For lunch today for example, I made them drunken noodles (deconstructed). I first made some chicken in the oven with some drunken noodle seasonings and marinated it. Then I tossed it with some peppers, cabbage, onions and baby carrots and mixed this with the noodles. I served it then with a side salad that had romaine lettuce, edamame, wasabi, green onions, and crispy noodles.

While they’re eating, I get to hear them saying funny comments and whatnot. I take their feedback seriously and use it to help me make the food even better in the future. I don’t let stuff get to me, because life is all about growing through experiences.

What are some of the tastiest dishes you’ve ever served to the pros?

For lunches, I tend to provide salads or sandwiches, and they also come deconstructed, so they can customize it to however they want. I’ll even bring an assortment of fruits as well. I brought some agua de jamaica (hibiscus tea) once, and they all love it.

Other dishes I make include chicken cacciatore with all kinds of vegetables, different kinds of macaroni and cheese, mashed potatoes, tacos, pizza, and so much more. I understand that these guys are pros, and they have an image to maintain. They wanna stay fit and wanna look good.

I try my best to cater to them, but I also bring in new foods for them to try out. One time I decided to bring in lime and tajin and put it on watermelon and have them try it. After they’ve had it, they told me that it was (and probably still is) the best watermelon they’ve ever had. That makes me super happy as a chef.

Sometimes I’ll go to the matches and someone like Doublelift will be up there on stage and he’ll say that it’s because of my meals that they’re where they are now, and I tell them that it’s because of them, not my food. My reward is in their victory. Whatever they succeed in, I also succeed.

Do you like talking to other chefs when you go to other restaurants?
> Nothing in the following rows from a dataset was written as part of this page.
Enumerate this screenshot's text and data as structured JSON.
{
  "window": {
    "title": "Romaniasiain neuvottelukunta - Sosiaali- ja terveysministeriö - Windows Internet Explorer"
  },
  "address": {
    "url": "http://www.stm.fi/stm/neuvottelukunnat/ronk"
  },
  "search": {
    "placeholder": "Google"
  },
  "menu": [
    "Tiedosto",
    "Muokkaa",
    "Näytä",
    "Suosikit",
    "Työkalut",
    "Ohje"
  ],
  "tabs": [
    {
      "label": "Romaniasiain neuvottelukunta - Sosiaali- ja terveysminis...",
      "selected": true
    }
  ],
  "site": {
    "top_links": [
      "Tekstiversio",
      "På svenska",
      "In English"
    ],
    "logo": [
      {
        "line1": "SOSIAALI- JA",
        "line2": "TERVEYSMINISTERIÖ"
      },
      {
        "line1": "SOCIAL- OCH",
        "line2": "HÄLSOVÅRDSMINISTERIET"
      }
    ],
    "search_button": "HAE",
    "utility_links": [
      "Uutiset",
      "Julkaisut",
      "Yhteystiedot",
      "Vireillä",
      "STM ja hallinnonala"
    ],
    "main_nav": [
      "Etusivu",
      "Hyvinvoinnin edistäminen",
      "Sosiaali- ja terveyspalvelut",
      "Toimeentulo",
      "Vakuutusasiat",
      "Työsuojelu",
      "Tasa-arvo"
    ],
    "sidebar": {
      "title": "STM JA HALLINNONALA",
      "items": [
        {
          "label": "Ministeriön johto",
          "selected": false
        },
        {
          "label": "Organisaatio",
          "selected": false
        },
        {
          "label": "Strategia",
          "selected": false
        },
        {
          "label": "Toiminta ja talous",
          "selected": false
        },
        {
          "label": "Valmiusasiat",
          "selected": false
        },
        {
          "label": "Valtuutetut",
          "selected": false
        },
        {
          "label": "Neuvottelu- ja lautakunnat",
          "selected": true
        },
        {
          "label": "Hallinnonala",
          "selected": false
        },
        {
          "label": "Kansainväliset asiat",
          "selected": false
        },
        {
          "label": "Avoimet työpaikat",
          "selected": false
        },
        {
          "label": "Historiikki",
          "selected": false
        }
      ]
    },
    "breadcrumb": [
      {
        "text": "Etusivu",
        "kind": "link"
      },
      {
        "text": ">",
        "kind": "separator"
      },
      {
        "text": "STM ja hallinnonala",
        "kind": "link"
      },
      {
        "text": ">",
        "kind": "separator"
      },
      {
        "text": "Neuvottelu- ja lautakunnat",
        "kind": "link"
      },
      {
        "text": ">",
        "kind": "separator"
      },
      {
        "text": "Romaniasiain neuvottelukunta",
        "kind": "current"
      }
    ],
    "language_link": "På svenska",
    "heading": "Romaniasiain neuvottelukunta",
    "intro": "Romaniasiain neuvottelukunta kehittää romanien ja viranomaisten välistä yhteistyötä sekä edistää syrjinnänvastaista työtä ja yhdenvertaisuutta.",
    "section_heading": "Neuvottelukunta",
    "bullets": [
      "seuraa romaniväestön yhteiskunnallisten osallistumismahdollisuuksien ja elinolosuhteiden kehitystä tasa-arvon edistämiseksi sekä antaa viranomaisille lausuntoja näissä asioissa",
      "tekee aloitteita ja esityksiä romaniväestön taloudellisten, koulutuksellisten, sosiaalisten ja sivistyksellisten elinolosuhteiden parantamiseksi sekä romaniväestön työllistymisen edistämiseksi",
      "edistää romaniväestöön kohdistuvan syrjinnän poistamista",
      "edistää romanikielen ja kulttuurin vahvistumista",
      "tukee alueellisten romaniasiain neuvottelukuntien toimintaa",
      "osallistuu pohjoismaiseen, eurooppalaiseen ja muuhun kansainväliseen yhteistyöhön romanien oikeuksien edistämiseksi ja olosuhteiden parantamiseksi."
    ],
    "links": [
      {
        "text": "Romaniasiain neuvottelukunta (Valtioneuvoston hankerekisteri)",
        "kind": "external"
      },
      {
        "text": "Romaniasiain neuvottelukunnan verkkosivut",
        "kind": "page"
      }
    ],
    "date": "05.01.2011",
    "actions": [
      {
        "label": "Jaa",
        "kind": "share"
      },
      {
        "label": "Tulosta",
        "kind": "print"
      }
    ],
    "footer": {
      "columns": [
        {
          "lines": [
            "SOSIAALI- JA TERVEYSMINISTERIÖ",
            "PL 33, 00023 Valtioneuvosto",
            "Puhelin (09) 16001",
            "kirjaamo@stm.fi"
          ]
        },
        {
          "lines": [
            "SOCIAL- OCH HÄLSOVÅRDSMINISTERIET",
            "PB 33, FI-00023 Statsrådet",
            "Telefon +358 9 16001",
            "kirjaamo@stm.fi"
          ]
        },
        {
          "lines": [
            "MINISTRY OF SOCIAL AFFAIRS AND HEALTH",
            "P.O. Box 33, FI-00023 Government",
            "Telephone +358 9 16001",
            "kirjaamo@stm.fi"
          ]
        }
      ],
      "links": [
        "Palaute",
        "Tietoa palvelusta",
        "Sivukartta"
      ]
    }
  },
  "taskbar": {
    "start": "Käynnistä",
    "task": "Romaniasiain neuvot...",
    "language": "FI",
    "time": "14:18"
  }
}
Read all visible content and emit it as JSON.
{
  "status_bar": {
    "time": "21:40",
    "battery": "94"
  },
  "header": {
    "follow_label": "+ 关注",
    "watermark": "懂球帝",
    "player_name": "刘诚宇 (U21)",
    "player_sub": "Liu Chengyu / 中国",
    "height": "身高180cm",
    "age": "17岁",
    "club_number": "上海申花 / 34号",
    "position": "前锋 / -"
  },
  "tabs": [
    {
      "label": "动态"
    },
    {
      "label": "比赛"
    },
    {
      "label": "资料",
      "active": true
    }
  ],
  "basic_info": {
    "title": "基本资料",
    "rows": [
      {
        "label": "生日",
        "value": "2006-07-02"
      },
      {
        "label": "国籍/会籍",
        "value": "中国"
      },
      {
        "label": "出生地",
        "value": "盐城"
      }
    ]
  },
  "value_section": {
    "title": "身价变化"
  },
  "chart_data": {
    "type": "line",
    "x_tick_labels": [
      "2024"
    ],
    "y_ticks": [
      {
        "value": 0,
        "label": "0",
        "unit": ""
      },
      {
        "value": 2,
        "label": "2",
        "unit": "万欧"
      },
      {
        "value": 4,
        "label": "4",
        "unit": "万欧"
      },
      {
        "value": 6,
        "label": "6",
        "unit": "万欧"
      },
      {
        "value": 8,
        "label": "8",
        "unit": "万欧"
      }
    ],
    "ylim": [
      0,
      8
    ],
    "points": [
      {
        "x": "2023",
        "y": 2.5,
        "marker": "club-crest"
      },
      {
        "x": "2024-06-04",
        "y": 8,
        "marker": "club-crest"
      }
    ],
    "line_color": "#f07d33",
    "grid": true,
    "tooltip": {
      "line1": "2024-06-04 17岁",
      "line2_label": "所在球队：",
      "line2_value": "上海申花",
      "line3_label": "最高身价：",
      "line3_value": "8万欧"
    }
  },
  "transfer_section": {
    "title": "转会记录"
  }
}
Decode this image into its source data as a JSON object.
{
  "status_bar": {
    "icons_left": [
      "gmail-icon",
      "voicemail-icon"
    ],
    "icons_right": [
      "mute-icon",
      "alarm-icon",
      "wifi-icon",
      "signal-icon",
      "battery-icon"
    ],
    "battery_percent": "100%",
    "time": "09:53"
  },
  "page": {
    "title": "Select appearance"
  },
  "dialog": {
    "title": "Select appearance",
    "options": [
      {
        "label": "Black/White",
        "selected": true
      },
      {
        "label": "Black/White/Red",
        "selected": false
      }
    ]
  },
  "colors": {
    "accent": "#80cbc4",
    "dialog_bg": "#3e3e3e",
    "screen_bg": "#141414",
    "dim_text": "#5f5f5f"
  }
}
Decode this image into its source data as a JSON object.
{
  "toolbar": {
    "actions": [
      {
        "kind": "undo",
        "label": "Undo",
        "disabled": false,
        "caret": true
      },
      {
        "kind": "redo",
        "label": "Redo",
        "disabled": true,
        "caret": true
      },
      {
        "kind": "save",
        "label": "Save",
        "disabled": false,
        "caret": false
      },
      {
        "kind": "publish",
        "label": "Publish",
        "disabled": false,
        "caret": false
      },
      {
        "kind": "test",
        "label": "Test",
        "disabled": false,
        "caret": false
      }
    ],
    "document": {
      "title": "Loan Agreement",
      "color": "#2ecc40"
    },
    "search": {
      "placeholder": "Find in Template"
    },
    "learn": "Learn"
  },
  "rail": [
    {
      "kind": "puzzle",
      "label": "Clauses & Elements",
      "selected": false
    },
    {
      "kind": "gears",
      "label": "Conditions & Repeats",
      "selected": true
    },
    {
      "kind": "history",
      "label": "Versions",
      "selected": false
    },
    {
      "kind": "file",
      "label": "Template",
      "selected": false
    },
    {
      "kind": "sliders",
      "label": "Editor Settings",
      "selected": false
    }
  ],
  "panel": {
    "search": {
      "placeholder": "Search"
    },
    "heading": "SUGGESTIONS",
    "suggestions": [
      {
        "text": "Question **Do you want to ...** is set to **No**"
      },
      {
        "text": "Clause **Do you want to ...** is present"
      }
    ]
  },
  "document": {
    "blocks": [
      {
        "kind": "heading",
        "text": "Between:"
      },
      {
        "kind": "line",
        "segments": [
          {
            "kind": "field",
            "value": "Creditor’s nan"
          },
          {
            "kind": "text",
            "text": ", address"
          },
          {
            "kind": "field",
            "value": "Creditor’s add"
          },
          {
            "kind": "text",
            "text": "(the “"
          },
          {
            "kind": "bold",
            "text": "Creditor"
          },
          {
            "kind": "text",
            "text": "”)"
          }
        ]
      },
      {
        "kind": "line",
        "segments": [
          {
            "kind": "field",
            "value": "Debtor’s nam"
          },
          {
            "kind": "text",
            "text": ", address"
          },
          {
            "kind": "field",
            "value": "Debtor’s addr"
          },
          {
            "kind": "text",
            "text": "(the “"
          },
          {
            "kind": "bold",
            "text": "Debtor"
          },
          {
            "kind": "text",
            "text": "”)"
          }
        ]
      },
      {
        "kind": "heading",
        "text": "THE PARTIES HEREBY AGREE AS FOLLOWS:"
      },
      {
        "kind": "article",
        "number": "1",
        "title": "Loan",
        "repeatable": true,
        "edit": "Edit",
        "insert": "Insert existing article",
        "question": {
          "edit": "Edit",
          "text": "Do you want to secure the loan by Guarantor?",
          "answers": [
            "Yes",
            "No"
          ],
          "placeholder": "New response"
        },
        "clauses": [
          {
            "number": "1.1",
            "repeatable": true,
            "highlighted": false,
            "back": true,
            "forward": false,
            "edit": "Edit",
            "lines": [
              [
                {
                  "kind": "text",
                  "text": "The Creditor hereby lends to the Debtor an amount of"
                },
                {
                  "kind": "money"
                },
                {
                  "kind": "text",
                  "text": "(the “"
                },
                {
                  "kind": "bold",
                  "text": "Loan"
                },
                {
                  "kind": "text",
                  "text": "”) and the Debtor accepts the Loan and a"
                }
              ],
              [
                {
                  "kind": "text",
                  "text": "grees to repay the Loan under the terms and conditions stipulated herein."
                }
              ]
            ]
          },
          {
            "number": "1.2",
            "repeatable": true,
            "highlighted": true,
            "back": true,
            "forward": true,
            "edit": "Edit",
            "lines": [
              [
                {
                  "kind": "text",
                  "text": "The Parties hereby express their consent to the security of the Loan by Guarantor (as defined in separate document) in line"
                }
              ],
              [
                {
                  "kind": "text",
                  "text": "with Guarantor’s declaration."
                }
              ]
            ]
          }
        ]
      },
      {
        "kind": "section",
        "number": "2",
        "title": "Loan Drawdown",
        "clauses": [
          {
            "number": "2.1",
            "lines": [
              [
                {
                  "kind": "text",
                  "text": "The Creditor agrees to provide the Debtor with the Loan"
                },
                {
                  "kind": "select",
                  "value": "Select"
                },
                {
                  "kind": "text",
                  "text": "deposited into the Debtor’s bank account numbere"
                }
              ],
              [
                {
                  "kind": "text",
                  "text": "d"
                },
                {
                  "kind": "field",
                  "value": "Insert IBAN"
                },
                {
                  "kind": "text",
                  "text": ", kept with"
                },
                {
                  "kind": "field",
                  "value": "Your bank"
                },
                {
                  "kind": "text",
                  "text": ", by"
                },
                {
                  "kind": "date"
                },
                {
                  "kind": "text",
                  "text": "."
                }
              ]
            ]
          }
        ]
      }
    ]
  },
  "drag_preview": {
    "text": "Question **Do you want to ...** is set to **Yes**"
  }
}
Yes, but I don’t talk to them just about food. When I walk into a restaurant, I sit and have a talk with the chef. I appreciate their service and I go for the experience. For instance, there’s a sushi restaurant I go to sometimes, and when I go there, I talk to one of the chefs, who is coincidentally the owner of the place. This is what many people don’t realize: the owner of the house for the most part could be working the line in their own restaurant. They’ll be the ones that go to the markets and pick out the fresh seafood to bring back to the restaurant and prep it before the customers come in. Enjoying their food is one thing; talking to them about their experiences as a chef is another, and to me, that’s more valuable.

If you'd like to find out about all the delicious dishes being served at the AWTF, you can follow our Instagram dedicated to food!

9.375%; width:-webkit-calc(100% - 2px); width:calc(100% - 2px);">

Writer // Vivian Nguyen

Please log in with your account to post a comment.
League of Legends   How to make a David: Engineering an upset NA has long been the underdog in League of Legends. It's time to accept the identity and be the David to the East's Goliath. Only, this won't happen in one epic moment. It will take years of development, savvy, and belief to create a real, Worlds-winning breakthrough.
League of Legends   Don't Look Back As Alphari heads into the final day of Groups, he doesn't look forward, doesn't look back. He simply works to realize the ideal top laner that he knows he can become - and to make his trip to NA worth it all.
Rocket League   TL hits the road with Hercules Tires Cars are cool. But tires are how you go places. Team Liquid joins up with historic tire brand Hercules to buff up our Rocket League tournaments.
League of Legends | Smash | Dota 2   What in the hell is a Dota 2? (BSJ will tell you) "What in the hell is a Dota 2?" you ask. Don't worry. BSJ will tell you. Learn about Dota 2, BSJ, and a few other related things in this very straightforward guide to the world's most broken MOBA.